Exercise requirements – Please count the lines in the entries below that include the word "myproxy", and give only the number.

Entries provided –
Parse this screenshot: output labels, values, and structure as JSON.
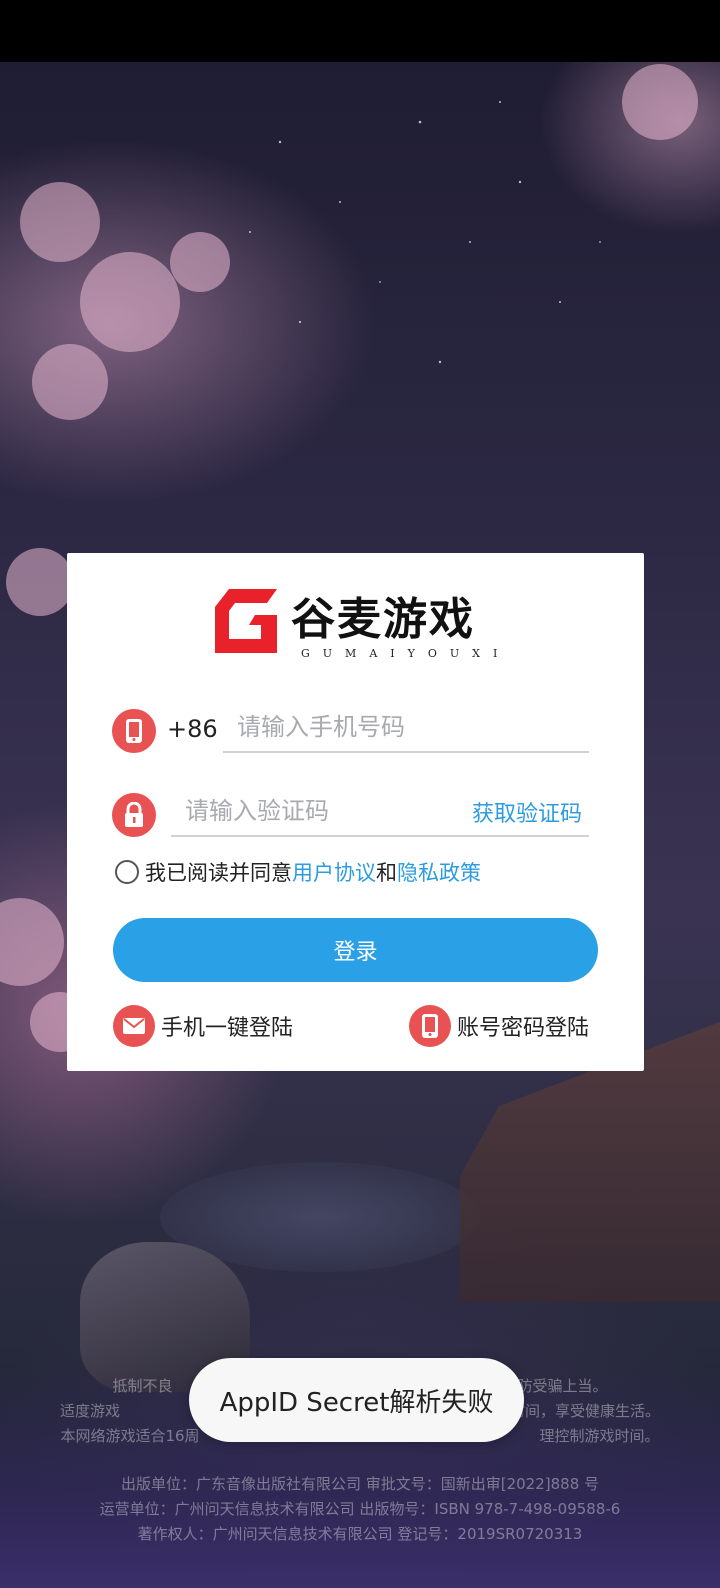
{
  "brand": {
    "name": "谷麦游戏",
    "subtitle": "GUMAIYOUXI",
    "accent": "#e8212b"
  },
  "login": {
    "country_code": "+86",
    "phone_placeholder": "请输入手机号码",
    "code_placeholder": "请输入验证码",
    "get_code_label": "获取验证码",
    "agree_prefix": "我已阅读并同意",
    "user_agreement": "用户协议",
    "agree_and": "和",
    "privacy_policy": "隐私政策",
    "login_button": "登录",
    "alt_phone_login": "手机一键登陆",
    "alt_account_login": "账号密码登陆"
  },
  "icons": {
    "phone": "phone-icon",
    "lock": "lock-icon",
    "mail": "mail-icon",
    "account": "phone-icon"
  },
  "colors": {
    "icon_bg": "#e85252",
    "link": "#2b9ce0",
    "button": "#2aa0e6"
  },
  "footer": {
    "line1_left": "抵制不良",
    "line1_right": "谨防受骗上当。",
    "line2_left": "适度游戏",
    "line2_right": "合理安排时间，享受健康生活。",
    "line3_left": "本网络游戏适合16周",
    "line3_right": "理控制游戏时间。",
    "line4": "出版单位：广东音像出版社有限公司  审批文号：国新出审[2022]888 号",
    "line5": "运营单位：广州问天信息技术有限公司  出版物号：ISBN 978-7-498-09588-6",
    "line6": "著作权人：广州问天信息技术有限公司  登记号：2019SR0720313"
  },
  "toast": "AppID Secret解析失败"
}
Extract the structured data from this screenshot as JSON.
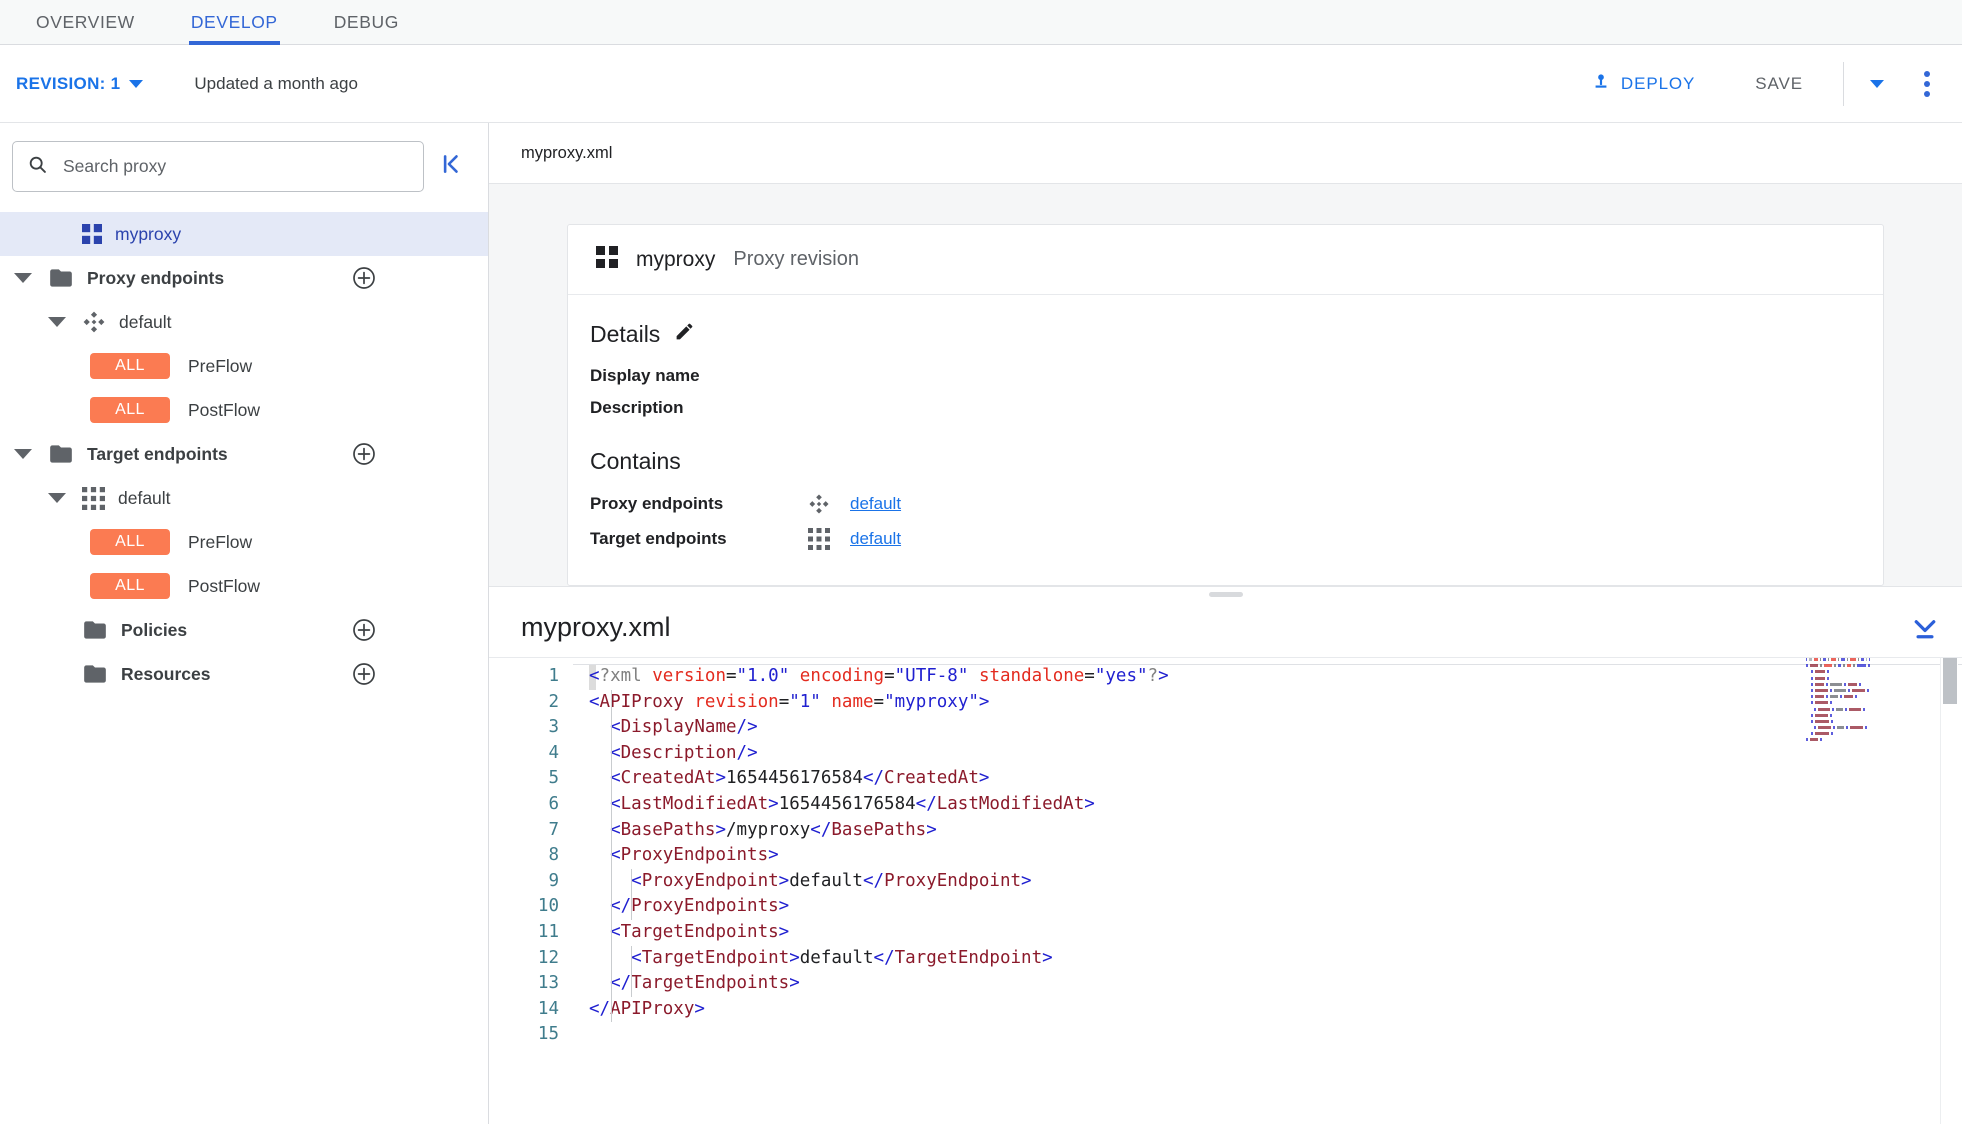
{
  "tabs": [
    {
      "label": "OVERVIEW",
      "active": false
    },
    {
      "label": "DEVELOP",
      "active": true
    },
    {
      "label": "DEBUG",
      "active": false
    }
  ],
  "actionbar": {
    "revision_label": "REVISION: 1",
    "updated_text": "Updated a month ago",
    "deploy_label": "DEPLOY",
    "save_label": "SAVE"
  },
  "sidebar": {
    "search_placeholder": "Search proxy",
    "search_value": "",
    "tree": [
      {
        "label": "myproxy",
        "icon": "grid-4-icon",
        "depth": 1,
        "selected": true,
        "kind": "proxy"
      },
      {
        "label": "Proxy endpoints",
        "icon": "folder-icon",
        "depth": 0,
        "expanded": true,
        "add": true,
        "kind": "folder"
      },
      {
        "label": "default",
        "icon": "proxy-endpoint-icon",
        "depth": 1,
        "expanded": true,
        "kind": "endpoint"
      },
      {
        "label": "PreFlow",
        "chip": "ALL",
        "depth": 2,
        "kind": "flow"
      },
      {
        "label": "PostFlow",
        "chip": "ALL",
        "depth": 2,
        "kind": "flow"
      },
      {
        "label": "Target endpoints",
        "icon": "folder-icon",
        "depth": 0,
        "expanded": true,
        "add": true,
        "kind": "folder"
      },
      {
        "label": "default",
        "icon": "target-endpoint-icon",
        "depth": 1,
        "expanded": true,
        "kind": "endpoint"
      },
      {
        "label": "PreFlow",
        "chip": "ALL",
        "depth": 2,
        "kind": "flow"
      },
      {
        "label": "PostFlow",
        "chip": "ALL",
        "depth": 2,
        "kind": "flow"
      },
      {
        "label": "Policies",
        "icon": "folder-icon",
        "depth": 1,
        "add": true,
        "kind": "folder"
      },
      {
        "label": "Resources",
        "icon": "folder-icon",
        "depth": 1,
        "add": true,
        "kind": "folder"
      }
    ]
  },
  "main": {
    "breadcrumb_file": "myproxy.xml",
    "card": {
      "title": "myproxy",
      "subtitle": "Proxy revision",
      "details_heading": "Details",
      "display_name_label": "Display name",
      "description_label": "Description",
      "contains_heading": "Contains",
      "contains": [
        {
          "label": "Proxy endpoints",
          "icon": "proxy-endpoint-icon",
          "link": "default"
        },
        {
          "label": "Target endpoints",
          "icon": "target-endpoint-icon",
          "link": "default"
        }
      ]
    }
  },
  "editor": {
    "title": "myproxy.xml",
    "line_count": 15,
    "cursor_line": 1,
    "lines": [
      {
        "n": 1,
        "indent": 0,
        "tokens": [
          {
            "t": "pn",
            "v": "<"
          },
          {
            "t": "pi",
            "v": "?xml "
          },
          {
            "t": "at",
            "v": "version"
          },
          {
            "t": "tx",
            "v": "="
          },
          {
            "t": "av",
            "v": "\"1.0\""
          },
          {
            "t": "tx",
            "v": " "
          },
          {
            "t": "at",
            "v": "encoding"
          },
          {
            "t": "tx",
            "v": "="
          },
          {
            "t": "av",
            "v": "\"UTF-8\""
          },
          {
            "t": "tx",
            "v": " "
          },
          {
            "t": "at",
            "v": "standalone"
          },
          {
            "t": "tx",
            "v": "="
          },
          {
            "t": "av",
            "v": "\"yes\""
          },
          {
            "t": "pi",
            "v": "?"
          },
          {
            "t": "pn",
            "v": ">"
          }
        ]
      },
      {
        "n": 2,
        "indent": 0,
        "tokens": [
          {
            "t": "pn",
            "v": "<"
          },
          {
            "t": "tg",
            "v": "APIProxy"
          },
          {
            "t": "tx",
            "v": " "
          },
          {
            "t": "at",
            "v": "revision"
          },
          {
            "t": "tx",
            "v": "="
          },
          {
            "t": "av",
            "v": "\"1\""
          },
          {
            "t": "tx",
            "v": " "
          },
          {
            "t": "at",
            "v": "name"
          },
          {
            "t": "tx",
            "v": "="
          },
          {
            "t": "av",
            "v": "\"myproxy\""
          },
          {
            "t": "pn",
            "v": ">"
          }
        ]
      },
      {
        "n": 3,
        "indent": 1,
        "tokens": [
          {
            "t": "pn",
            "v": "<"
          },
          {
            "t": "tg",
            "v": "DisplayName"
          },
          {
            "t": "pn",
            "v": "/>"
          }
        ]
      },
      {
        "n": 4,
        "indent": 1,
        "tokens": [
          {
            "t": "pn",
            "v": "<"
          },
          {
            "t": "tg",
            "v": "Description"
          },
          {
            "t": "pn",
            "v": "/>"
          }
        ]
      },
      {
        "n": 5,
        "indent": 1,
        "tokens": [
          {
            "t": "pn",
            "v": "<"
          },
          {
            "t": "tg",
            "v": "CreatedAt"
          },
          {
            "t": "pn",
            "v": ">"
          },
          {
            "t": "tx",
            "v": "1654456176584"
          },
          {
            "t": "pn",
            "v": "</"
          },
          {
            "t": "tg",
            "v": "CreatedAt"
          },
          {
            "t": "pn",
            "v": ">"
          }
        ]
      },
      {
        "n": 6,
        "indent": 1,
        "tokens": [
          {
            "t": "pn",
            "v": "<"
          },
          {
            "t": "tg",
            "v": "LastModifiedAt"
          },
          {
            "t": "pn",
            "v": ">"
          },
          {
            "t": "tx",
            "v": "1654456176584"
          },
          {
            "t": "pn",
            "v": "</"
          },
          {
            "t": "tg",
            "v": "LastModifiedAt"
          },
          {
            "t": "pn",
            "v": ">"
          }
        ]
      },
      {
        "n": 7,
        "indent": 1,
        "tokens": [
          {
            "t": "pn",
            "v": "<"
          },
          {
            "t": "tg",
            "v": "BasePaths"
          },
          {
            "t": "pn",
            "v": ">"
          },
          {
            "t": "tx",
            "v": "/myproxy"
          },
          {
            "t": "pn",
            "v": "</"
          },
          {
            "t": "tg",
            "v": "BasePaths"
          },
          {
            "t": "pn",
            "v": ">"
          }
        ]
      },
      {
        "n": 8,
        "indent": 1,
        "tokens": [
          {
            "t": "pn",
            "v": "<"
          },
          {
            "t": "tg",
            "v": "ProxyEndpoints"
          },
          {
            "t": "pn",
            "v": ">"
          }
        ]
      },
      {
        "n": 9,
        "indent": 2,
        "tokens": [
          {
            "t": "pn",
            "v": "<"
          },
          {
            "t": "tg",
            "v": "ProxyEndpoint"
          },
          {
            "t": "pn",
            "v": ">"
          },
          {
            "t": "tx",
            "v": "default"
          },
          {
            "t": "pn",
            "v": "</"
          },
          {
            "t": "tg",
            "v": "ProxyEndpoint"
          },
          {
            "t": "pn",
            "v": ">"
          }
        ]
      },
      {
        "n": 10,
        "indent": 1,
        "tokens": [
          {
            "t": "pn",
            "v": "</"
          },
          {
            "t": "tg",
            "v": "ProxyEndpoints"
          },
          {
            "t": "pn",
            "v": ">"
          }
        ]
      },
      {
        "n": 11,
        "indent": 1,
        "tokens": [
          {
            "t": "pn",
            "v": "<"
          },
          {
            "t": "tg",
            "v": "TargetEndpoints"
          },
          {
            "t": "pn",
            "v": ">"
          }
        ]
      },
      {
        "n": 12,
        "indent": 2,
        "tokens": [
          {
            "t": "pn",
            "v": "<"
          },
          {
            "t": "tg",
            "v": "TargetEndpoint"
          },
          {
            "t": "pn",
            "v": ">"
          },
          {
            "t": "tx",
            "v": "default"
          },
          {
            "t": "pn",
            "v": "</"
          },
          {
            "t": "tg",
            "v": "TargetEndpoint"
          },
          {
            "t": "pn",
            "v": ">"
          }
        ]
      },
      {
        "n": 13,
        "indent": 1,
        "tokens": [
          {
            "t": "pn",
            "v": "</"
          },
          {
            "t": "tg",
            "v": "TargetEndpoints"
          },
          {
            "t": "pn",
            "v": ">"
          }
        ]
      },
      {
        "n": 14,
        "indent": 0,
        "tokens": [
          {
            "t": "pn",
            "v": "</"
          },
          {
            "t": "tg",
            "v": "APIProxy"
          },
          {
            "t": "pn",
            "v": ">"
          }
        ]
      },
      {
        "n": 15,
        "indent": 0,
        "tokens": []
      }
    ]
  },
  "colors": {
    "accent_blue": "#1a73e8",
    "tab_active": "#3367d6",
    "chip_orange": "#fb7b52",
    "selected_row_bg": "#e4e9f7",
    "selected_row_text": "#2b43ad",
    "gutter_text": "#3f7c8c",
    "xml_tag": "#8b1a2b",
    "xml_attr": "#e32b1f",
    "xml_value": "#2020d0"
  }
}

Result of the exercise – 6